+++ Provided data +++

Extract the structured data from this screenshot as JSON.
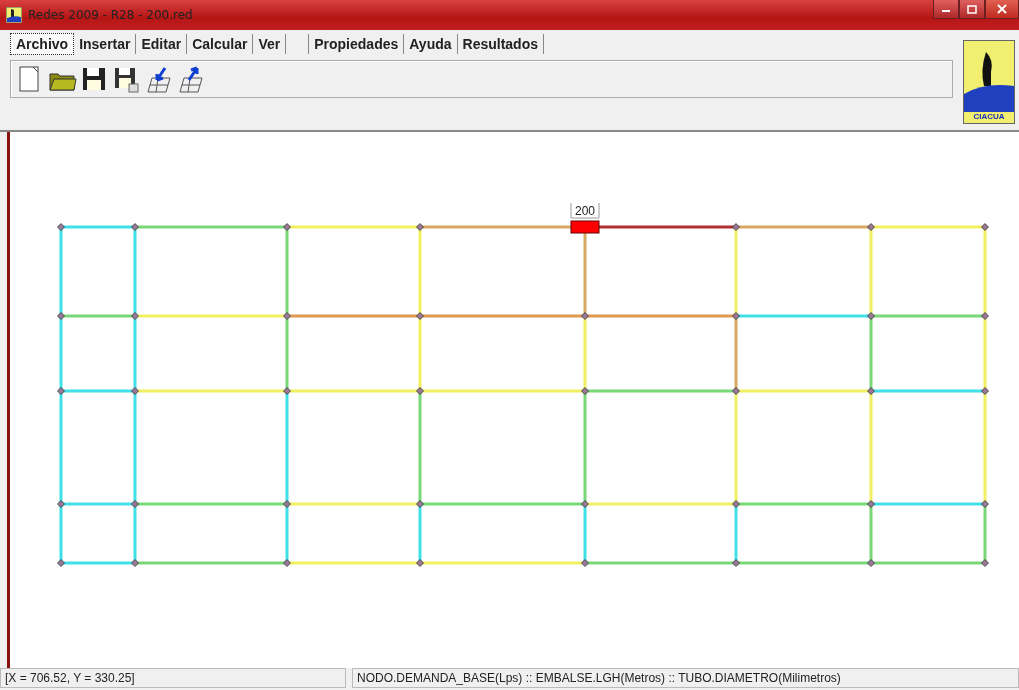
{
  "window": {
    "title": "Redes 2009  -  R28 - 200.red"
  },
  "menu": [
    {
      "label": "Archivo",
      "selected": true
    },
    {
      "label": "Insertar",
      "selected": false
    },
    {
      "label": "Editar",
      "selected": false
    },
    {
      "label": "Calcular",
      "selected": false
    },
    {
      "label": "Ver",
      "selected": false
    },
    {
      "label": "Propiedades",
      "selected": false
    },
    {
      "label": "Ayuda",
      "selected": false
    },
    {
      "label": "Resultados",
      "selected": false
    }
  ],
  "toolbar": [
    {
      "kind": "new"
    },
    {
      "kind": "open"
    },
    {
      "kind": "save"
    },
    {
      "kind": "saveas"
    },
    {
      "kind": "import"
    },
    {
      "kind": "export"
    }
  ],
  "logo": {
    "text": "CIACUA"
  },
  "network": {
    "reservoir": {
      "label": "200"
    },
    "pipes": [
      {
        "color": "#40e0e8"
      },
      {
        "color": "#78d878"
      },
      {
        "color": "#f0f060"
      },
      {
        "color": "#d8a860"
      },
      {
        "color": "#b03030"
      },
      {
        "color": "#d8a860"
      },
      {
        "color": "#f0f060"
      },
      {
        "color": "#78d878"
      },
      {
        "color": "#f0f060"
      },
      {
        "color": "#e09a50"
      },
      {
        "color": "#e09a50"
      },
      {
        "color": "#e09a50"
      },
      {
        "color": "#40e0e8"
      },
      {
        "color": "#78d878"
      },
      {
        "color": "#40e0e8"
      },
      {
        "color": "#f0f060"
      },
      {
        "color": "#f0f060"
      },
      {
        "color": "#f0f060"
      },
      {
        "color": "#78d878"
      },
      {
        "color": "#f0f060"
      },
      {
        "color": "#40e0e8"
      },
      {
        "color": "#40e0e8"
      },
      {
        "color": "#78d878"
      },
      {
        "color": "#f0f060"
      },
      {
        "color": "#78d878"
      },
      {
        "color": "#f0f060"
      },
      {
        "color": "#78d878"
      },
      {
        "color": "#40e0e8"
      },
      {
        "color": "#40e0e8"
      },
      {
        "color": "#78d878"
      },
      {
        "color": "#f0f060"
      },
      {
        "color": "#f0f060"
      },
      {
        "color": "#78d878"
      },
      {
        "color": "#78d878"
      },
      {
        "color": "#78d878"
      },
      {
        "color": "#40e0e8"
      },
      {
        "color": "#40e0e8"
      },
      {
        "color": "#40e0e8"
      },
      {
        "color": "#40e0e8"
      },
      {
        "color": "#40e0e8"
      },
      {
        "color": "#40e0e8"
      },
      {
        "color": "#40e0e8"
      },
      {
        "color": "#40e0e8"
      },
      {
        "color": "#78d878"
      },
      {
        "color": "#78d878"
      },
      {
        "color": "#40e0e8"
      },
      {
        "color": "#40e0e8"
      },
      {
        "color": "#f0f060"
      },
      {
        "color": "#f0f060"
      },
      {
        "color": "#78d878"
      },
      {
        "color": "#40e0e8"
      },
      {
        "color": "#d8a860"
      },
      {
        "color": "#f0f060"
      },
      {
        "color": "#78d878"
      },
      {
        "color": "#40e0e8"
      },
      {
        "color": "#f0f060"
      },
      {
        "color": "#d8a860"
      },
      {
        "color": "#f0f060"
      },
      {
        "color": "#40e0e8"
      },
      {
        "color": "#f0f060"
      },
      {
        "color": "#78d878"
      },
      {
        "color": "#f0f060"
      },
      {
        "color": "#78d878"
      },
      {
        "color": "#f0f060"
      },
      {
        "color": "#f0f060"
      },
      {
        "color": "#f0f060"
      },
      {
        "color": "#78d878"
      }
    ]
  },
  "status_bar": {
    "coordinates": "[X = 706.52, Y = 330.25]",
    "legend": "NODO.DEMANDA_BASE(Lps)  ::  EMBALSE.LGH(Metros)  ::  TUBO.DIAMETRO(Milimetros)"
  }
}
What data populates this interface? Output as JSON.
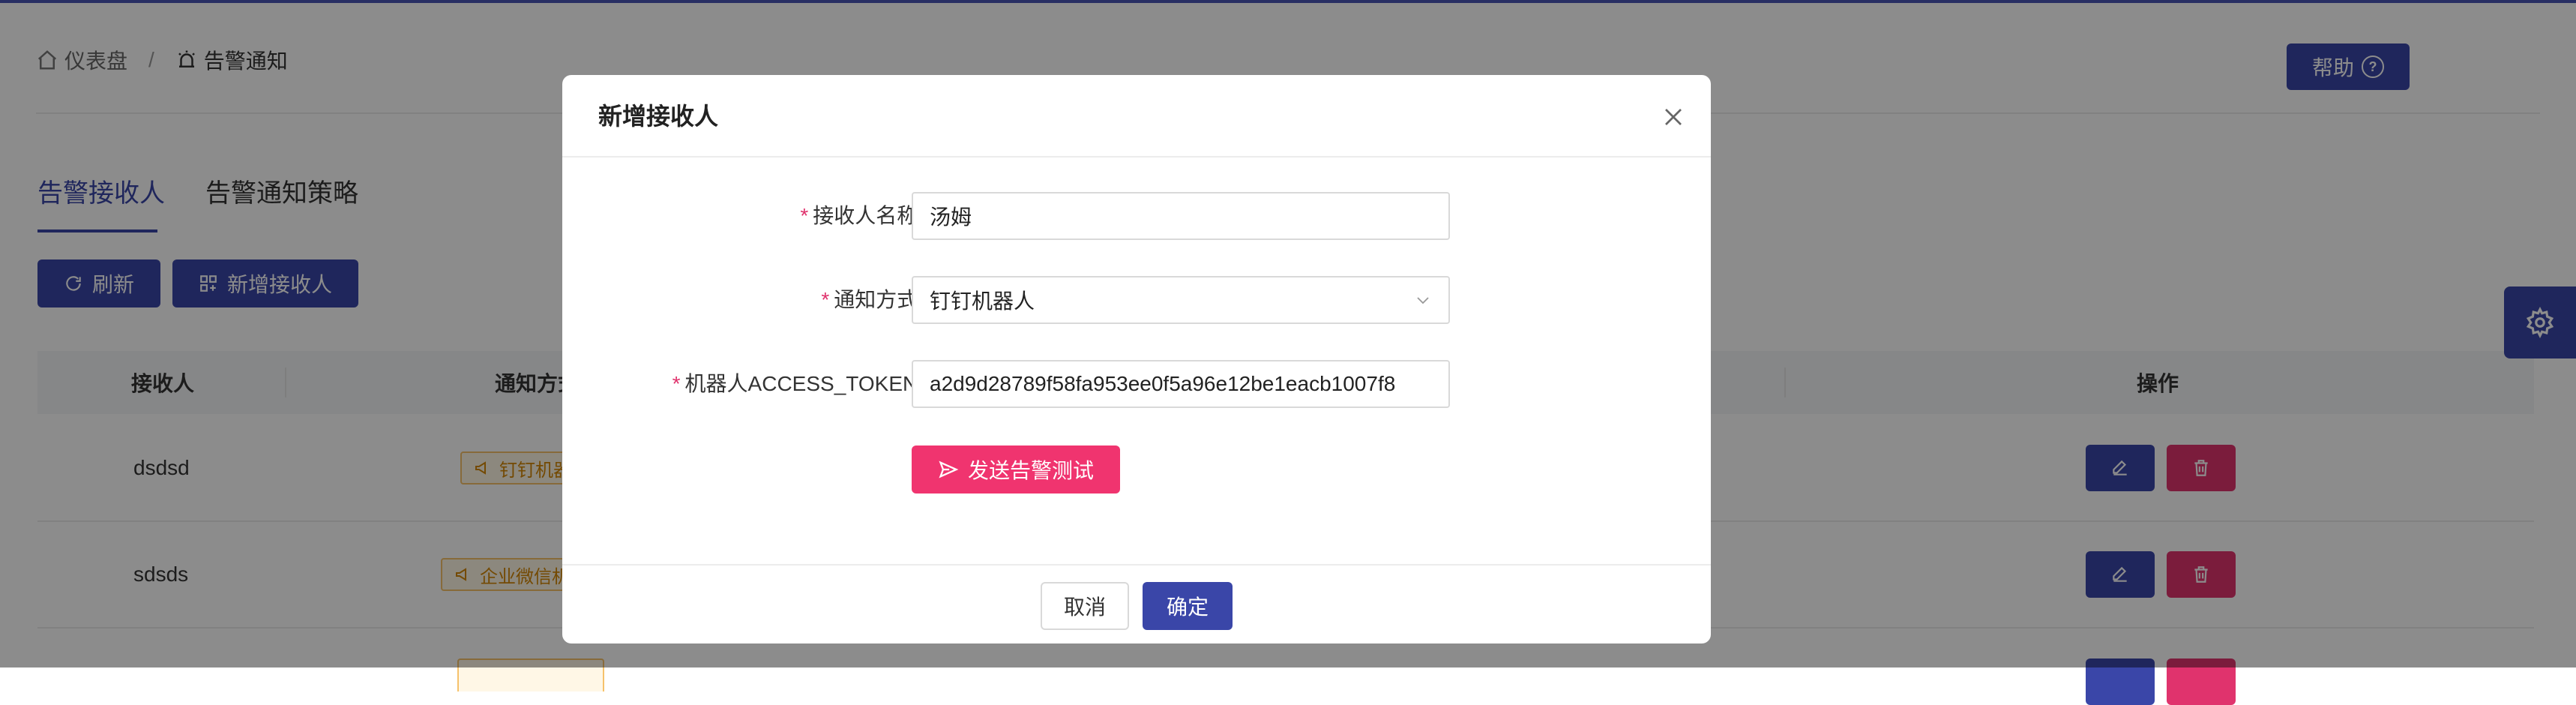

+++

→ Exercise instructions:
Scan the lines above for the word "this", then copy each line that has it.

→ Task response:
Extract the structured data from this screenshot as JSON.
What data populates this interface? Output as JSON.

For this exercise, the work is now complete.